[RECORDS FOR THIS EXERCISE]:
>>

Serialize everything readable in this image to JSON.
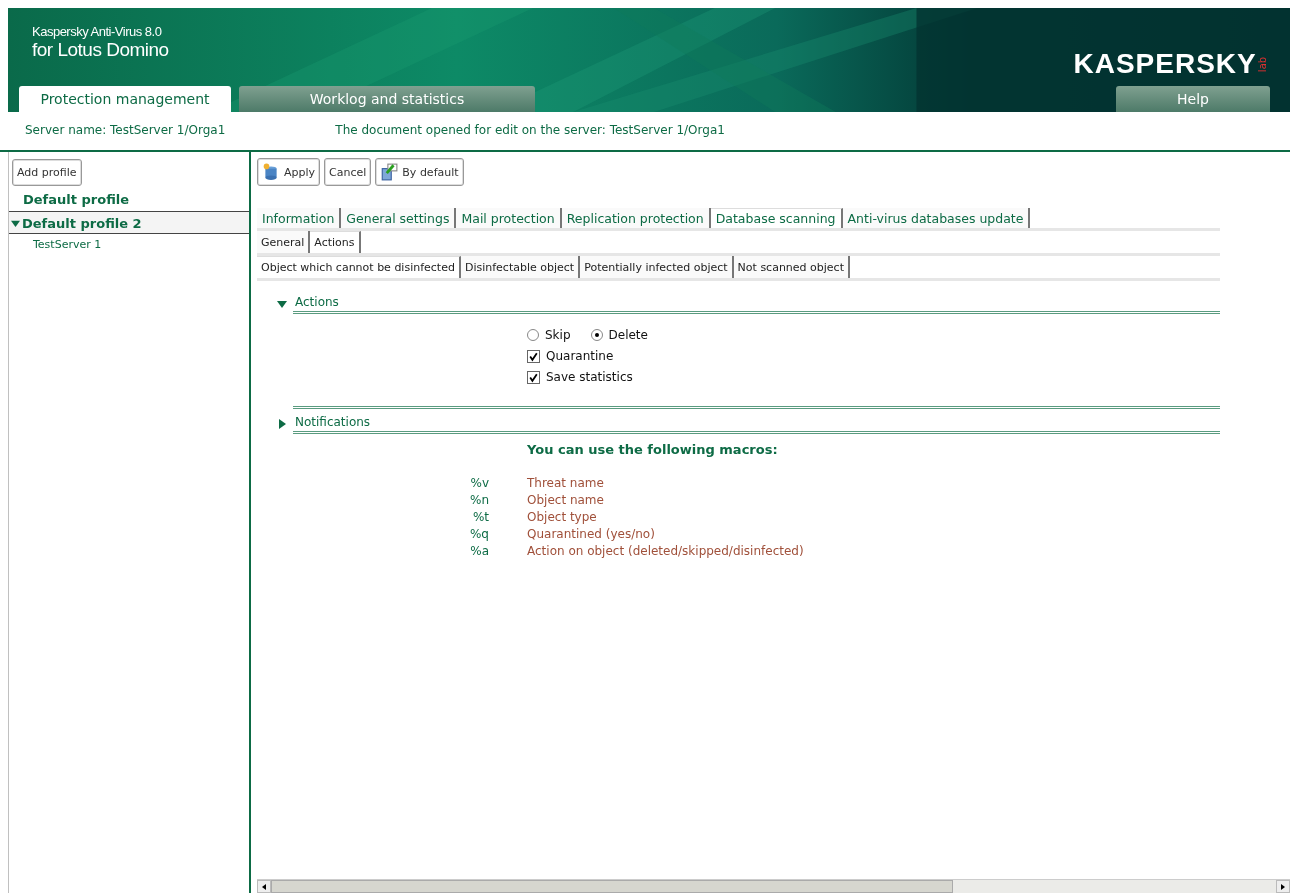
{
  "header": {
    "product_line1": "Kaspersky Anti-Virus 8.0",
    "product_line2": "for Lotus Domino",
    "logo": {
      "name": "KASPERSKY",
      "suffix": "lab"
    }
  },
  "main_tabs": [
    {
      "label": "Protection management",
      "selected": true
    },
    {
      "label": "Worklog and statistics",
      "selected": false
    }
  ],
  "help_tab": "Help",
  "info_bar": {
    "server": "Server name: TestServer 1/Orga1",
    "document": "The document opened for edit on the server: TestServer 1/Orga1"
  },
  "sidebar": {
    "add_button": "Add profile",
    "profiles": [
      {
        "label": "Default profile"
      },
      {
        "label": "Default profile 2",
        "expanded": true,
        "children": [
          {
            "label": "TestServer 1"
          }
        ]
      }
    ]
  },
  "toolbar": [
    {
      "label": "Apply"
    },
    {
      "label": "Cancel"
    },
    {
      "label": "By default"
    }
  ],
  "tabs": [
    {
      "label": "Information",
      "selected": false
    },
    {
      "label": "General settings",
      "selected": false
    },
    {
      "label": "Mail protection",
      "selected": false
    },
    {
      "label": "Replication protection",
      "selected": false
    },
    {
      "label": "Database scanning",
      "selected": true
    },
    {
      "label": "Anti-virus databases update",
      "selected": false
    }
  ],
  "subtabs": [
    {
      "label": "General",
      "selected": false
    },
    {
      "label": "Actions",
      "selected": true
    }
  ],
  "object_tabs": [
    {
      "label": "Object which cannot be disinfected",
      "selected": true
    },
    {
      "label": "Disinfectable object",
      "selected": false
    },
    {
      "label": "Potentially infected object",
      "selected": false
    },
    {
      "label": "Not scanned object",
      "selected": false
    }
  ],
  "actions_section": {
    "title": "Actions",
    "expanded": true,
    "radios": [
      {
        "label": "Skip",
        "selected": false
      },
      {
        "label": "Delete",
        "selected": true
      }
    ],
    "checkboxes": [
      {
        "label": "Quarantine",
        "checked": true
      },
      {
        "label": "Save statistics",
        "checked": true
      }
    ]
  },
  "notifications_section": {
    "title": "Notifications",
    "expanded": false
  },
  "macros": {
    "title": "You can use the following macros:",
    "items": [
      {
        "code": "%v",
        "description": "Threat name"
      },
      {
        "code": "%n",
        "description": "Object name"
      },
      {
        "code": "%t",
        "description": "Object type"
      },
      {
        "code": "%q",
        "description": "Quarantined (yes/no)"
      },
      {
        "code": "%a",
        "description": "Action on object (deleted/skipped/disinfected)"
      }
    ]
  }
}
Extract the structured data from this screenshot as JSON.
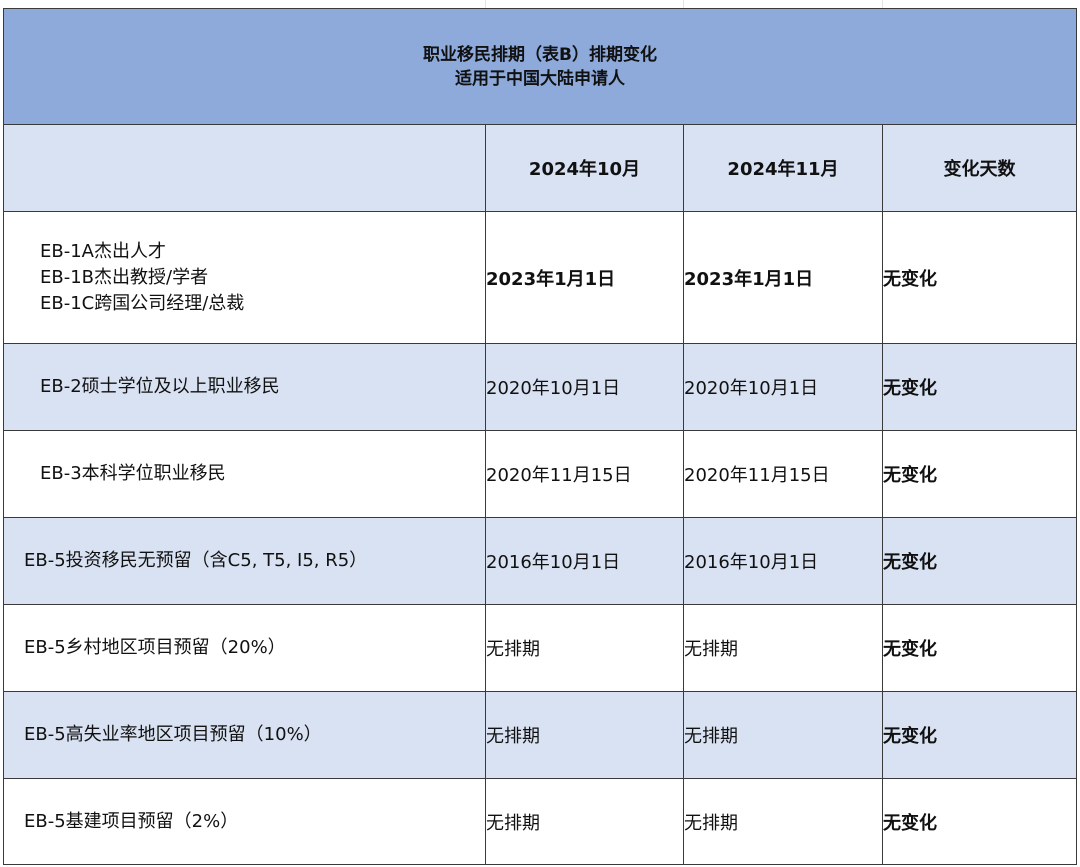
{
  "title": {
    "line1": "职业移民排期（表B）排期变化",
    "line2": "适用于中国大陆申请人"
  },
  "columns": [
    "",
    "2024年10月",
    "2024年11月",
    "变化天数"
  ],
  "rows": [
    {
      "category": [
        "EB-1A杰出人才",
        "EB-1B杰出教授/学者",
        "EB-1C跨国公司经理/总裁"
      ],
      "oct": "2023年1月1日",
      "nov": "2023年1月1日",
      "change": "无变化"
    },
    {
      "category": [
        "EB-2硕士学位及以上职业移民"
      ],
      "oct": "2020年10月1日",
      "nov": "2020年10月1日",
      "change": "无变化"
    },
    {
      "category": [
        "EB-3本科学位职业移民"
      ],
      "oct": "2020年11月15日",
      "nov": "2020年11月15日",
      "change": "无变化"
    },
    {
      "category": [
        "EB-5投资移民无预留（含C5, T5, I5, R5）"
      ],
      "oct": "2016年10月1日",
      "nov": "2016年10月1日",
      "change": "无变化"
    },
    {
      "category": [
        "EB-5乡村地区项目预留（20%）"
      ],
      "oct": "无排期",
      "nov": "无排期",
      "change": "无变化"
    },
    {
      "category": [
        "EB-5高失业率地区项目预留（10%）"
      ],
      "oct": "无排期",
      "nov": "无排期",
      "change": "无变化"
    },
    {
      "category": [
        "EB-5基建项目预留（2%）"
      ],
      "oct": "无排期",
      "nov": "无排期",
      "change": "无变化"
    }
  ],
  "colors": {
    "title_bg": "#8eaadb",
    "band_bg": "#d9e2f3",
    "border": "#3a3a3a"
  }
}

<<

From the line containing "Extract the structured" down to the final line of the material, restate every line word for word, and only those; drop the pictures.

Extract the structured data from this screenshot as JSON.
{
  "title": {
    "line1": "职业移民排期（表B）排期变化",
    "line2": "适用于中国大陆申请人"
  },
  "columns": [
    "",
    "2024年10月",
    "2024年11月",
    "变化天数"
  ],
  "rows": [
    {
      "category": [
        "EB-1A杰出人才",
        "EB-1B杰出教授/学者",
        "EB-1C跨国公司经理/总裁"
      ],
      "oct": "2023年1月1日",
      "nov": "2023年1月1日",
      "change": "无变化"
    },
    {
      "category": [
        "EB-2硕士学位及以上职业移民"
      ],
      "oct": "2020年10月1日",
      "nov": "2020年10月1日",
      "change": "无变化"
    },
    {
      "category": [
        "EB-3本科学位职业移民"
      ],
      "oct": "2020年11月15日",
      "nov": "2020年11月15日",
      "change": "无变化"
    },
    {
      "category": [
        "EB-5投资移民无预留（含C5, T5, I5, R5）"
      ],
      "oct": "2016年10月1日",
      "nov": "2016年10月1日",
      "change": "无变化"
    },
    {
      "category": [
        "EB-5乡村地区项目预留（20%）"
      ],
      "oct": "无排期",
      "nov": "无排期",
      "change": "无变化"
    },
    {
      "category": [
        "EB-5高失业率地区项目预留（10%）"
      ],
      "oct": "无排期",
      "nov": "无排期",
      "change": "无变化"
    },
    {
      "category": [
        "EB-5基建项目预留（2%）"
      ],
      "oct": "无排期",
      "nov": "无排期",
      "change": "无变化"
    }
  ],
  "colors": {
    "title_bg": "#8eaadb",
    "band_bg": "#d9e2f3",
    "border": "#3a3a3a"
  }
}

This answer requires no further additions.